“Congress has failed to do the hard work of reforming the 16-year-old [Ryan White] CARE Act (RWCA) to keep up with the ever-changing epidemic…It would be immoral if we test large numbers of people and do not have the capacity to find treatment for them.”
Ryan White update
The future of the RWCA in the “lame duck” session of Congress, which continues on December 4, does not look promising. The House passed a reauthorization bill in October but a handful of Senators, led by Hillary Clinton, blocked passage in that chamber because their states would lose money with the changes in how funding is divvied out. The issues largely could be resolved by adding more money.
A group of conservative Republican legislators in both chambers is adamant that they not increase spending on the remaining appropriations bills for the fiscal year that began October 1. In addition to being philosophically opposed to increased spending, they want to leave that onus on the incoming Democratic majority.
AIDS Project Los Angeles (APLA) has backed off of earlier support for the current reauthorization bill, calling it “fatally flawed because of insufficient funding and ill-conceived political compromises. The result is an overly complicated revision of an already complicated Act,” it said in a post-election briefing paper.
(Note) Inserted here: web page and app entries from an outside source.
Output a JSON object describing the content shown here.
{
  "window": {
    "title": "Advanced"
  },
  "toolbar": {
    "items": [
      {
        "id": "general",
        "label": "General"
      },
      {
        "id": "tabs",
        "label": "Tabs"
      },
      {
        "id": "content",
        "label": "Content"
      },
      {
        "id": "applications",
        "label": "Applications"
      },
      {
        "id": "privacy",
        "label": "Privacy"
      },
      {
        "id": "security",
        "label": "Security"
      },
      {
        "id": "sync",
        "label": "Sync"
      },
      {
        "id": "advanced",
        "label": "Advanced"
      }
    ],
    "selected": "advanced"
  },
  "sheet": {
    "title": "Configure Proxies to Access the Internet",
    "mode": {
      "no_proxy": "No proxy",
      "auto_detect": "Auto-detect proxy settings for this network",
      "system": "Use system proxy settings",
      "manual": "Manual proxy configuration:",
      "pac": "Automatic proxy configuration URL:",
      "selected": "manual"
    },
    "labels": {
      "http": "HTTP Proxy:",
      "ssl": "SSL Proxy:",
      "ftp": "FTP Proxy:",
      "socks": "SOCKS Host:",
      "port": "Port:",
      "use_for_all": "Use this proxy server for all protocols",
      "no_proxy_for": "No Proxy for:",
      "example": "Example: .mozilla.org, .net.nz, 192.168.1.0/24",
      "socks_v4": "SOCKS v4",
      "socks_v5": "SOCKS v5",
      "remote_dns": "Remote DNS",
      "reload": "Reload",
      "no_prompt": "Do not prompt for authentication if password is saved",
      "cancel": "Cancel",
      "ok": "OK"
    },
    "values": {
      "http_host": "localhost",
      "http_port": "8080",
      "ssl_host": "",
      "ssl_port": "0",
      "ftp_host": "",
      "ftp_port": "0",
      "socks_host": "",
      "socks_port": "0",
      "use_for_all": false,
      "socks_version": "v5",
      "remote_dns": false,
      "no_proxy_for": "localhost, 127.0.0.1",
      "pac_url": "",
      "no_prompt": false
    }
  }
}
“APLA believes that changes in congressional and committee leadership, a result of midterm elections, may help salvage the problematic House bill.”
While that may be the case in the House, it ignores the fact that Ted Kennedy, the incoming chair of the Senate health committee, has played a leading role in shaping the current measure, and he has not indicated any desire to make substantial changes.
Bill Arnold lobbies for funding for the AIDS Drug Assistance Program (ADAP). He cautions, “The disruptions and destabilization of a failure to pass [Ryan White] are a major potential problem.”
However, he confesses, “It would likely take a joint congressional leadership public bipartisan effort, probably with active public support from President Bush,” to pull off reauthorization with adequate new funding in this lame duck session. Still, hope springs eternal. and there is the glimmer of a possible “last minute” congressional deal that could get changed legislation through both houses and to the President before Christmas.